Problem:
Where in the listing does the word "Loại" appear? Report each line that holds it.

Data section:
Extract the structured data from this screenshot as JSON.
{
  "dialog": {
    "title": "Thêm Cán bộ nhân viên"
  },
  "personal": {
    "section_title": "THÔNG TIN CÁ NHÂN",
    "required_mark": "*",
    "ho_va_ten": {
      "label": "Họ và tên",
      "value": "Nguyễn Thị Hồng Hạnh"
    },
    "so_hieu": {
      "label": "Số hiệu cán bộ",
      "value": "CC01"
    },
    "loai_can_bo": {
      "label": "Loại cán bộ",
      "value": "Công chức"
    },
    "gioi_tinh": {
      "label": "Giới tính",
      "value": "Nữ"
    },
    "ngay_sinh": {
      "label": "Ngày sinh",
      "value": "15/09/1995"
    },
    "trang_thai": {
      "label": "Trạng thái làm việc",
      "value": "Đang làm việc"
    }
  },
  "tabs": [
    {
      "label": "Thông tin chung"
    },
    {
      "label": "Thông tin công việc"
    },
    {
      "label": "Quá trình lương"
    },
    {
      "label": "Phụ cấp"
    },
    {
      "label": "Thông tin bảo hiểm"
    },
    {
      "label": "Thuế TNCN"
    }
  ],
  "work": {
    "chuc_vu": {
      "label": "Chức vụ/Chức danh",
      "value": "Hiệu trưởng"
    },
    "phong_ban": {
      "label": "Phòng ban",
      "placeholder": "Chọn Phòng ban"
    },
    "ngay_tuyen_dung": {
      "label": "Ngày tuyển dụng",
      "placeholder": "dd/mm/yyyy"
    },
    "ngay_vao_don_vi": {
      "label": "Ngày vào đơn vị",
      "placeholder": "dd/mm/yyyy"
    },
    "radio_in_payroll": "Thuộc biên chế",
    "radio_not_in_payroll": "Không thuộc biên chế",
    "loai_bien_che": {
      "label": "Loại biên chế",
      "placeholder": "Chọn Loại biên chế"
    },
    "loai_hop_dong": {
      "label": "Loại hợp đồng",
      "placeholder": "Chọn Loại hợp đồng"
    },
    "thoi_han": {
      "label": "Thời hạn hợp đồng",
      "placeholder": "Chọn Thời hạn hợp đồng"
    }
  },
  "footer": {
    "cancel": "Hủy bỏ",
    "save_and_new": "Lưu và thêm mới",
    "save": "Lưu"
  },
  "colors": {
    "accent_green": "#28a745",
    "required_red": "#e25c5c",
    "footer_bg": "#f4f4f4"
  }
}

Answer to the exercise:
      "label": "Loại cán bộ",
      "label": "Loại biên chế",
      "placeholder": "Chọn Loại biên chế"
      "label": "Loại hợp đồng",
      "placeholder": "Chọn Loại hợp đồng"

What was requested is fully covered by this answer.